New Jersey driver tasked with job of moving Statue of Liberty's original torchPosted: Updated:
The Statue of Liberty's original torch has sat on display inside the statue's pedestal since it was replaced in 1984, but it will soon have a new home in a gleaming new museum being built on Liberty Island.
Thursday, they had to move it.
When you're moving a treasured 130-year national icon and have only a few inches of clearance at several points along the way, it's a job best left to a New Jersey driver.
As workers moved Augusto Bartholdi's dismantled torch and replica of the statue's face, there was Carlos DaSilva, of Kearny, steering the trailer toward the torch's new home.
This torch has been around.
Built in France, it was displayed in Philadelphia and New York City in the 1870s as part of a fundraising effort for the statue as it was being built.
It stood as Liberty's lamp beside the golden door for almost a century before it was replaced in the 1980's renovation.
The work along with the museum construction, is being done by Phelps Construction of Boonton.
“It's been a great honor for our company,” says Doug Phelps with Phelps Construction Group. “We're a New Jersey company and it's a great honor for us to have been chosen by the foundation to build the new museum we've been working out here for almost two years, been involved in the project for five years and today it's a great honor we're moving a national treasure. Last night was the big night.

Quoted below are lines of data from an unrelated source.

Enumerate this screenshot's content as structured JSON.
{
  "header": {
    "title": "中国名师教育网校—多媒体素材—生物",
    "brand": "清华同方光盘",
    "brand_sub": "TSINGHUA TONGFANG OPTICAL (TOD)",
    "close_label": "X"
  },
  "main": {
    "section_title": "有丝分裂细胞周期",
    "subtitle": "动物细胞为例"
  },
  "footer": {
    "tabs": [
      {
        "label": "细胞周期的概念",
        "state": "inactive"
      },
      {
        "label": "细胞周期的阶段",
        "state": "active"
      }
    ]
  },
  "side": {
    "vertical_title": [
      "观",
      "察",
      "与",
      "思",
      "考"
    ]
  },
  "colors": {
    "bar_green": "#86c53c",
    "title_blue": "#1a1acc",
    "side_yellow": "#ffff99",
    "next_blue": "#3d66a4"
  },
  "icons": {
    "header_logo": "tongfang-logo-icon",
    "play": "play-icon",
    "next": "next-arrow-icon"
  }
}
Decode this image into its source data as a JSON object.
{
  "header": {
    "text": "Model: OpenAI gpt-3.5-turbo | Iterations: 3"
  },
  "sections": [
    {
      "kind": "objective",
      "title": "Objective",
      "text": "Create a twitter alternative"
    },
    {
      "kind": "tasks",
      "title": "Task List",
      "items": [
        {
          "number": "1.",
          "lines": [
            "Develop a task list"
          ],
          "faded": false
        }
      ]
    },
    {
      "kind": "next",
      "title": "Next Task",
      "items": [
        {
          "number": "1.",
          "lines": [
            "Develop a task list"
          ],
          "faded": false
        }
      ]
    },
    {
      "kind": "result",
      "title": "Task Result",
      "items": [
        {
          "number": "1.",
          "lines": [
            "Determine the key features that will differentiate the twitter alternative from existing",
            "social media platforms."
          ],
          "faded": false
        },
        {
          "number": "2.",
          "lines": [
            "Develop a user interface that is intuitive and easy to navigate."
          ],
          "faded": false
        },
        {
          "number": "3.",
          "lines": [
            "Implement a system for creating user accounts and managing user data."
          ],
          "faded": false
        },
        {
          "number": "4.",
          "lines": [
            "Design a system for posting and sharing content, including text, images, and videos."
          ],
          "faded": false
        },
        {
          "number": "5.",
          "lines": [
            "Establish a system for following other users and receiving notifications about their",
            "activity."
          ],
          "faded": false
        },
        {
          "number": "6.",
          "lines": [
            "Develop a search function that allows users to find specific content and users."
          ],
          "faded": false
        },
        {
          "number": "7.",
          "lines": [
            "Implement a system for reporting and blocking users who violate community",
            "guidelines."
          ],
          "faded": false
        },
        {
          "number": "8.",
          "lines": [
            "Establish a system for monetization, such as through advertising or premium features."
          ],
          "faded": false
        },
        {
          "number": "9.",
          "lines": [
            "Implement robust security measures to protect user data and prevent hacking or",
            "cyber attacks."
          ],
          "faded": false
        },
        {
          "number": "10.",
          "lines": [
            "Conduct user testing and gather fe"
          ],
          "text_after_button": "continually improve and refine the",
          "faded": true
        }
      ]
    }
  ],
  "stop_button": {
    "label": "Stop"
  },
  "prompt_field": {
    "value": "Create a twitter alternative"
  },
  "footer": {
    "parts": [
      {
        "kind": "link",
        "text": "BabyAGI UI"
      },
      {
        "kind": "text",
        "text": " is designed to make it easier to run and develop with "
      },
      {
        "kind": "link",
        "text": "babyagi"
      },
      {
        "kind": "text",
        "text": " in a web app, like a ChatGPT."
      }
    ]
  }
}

We actually rigged it and got it through the opening, we ended up having about an inch and a half clearance was all we had but we made it out and I'm a happy man today.
The opening of the new Statue of Liberty museum is scheduled for May.